"It's a wait and see," Summitt said. "Are they in their zone or are they going to play us man? Are they going to run or are they going to try to control tempo? We see a lot of different schemes, and it varies from the first game to the second game sometimes. We want to play our game. We want to get out and press and run and certainly score in the half-court game. I thought in the first game our board play was significant to the outcome so we've got to make sure that we're mindful of controlling the boards."

Summitt watched game film of Georgia on Friday and this past weekend.

"They're running a few more things, but I don't see that much difference," she said. "(Angel) Robinson is playing better. Tasha is more involved. I'd say that's probably the two players I think give them a good inside (presence). They're running their triangle offense. Houts is doing a good job of pushing the tempo and running their half-court sets. He's got three really good freshmen" in Robinson, Houts and Christy Marshall.

Hornbuckle expects Georgia to want to get Humphrey more touches this time and sooner. Although Humphrey plays inside and Hornbuckle on the perimeter she realizes her defense on the Georgia guards can disrupt Humphrey's game.

"I'm thinking they're going to look for Tasha a lot more early," Hornbuckle said. "They gave her the ball when necessary I felt like while at Georgia. I think they'll look for her earlier and a lot more often. That's our job to limit her touches as well as bring the heat to the guards so that they can't see her inside as easily as they want to.

"I think it's just in general, whether it's posting up on the block, whether it's mid-post, stepping out, they seem to be flowing a lot better. I think it's so important to bring the pressure on the guards because then it kind of negates every thing else. It cancels out. You can't just come down and drop a pass off to Tasha. You have to bring the heat to the guards, and I think it starts with us, and that's going to help out our posts. Because Tasha's such a great player inside or out you want to limit her touches. It's not like guard her when she gets the ball. You want her to touch the ball the least amount of times possible."

SUPER BOWL: Pat Summitt played host for her staff and some neighborhood friends for Sunday evening's Super Bowl matchup between the Indianapolis Colts, led by former UT quarterback Peyton Manning, and the Chicago Bears.

Who are you pulling for Coach?

"Why should you even have to ask?" Summitt answered. "I'm pulling for Peyton and the Colts."

Summitt and every other fan of Manning and the Colts got their wish. The Colts won, 29-17, and Manning was awarded the MVP trophy.

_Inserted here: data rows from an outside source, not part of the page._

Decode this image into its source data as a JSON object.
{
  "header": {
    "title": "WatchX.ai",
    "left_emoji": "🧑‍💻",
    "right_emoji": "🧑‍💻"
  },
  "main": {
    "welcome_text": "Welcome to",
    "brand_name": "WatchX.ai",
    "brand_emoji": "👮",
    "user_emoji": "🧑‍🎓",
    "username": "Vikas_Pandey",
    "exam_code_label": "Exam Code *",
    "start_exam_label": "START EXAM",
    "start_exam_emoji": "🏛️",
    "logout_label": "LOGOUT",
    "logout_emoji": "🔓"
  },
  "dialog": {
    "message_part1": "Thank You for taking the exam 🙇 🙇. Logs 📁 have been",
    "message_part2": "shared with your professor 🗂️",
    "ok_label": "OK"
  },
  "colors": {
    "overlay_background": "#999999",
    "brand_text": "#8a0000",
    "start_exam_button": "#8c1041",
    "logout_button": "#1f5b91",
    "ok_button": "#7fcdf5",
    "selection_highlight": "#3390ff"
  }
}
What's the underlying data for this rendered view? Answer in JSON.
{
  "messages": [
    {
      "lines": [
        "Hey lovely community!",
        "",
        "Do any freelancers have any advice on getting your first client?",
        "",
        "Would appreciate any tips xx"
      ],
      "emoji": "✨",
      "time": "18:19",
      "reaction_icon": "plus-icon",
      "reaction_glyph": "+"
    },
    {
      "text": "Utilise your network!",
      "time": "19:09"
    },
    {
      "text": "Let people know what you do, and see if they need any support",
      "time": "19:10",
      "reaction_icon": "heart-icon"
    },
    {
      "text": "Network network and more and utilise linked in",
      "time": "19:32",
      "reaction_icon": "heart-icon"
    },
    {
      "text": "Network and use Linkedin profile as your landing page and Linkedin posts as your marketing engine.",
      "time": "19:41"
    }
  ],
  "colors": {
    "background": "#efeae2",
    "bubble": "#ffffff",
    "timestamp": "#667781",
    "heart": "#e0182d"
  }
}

ODDS AND ENDS: Tennessee leads the series with Georgia, 37-14, with four of those 14 losses coming in Knoxville. The last time was Dec. 8, 1996, when the Lady Bulldogs won in overtime, 94-93. Georgia also has suffered some shellackings in Knoxville, including 102-43 in 1998. But the last two matchups in Knoxville were close affairs with Tennessee winning 77-70 in 2005 and 94-85 in 2006. … Tennessee is 9-2 in games played on February 5. The two losses were to Mississippi, 68-54, in 1986, and to Connecticut, 81-67, in 2004. … Georgia has won five consecutive games since losing to Tennessee in January. Tennessee has won the last five matchups with Georgia. The Lady Bulldogs last win came in the SEC tourney in 2004 in overtime. … Only four teams have beaten Tennessee twice at Thompson-Boling Arena: Duke, Texas, UConn and Georgia. … By the numbers: Tennessee is averaging 75.1 points per game; Georgia, 72.9. Tennessee allows 55.1 points per game; Georgia, 59.3. The teams are about even on the boards – 37.6 for Tennessee, 38.0 for Georgia. Tennessee averages more steals (13.1) than Georgia (9.3), but the Lady Bulldogs take care of the ball (14.7 turnovers) better than the Lady Vols (16.7). The Lady Vols reject more shots, 5.8 blocks, to Georgia's 3.0 blocks. Candace Parker averages 2.8 rejects per game.

Inside Tennessee Top Stories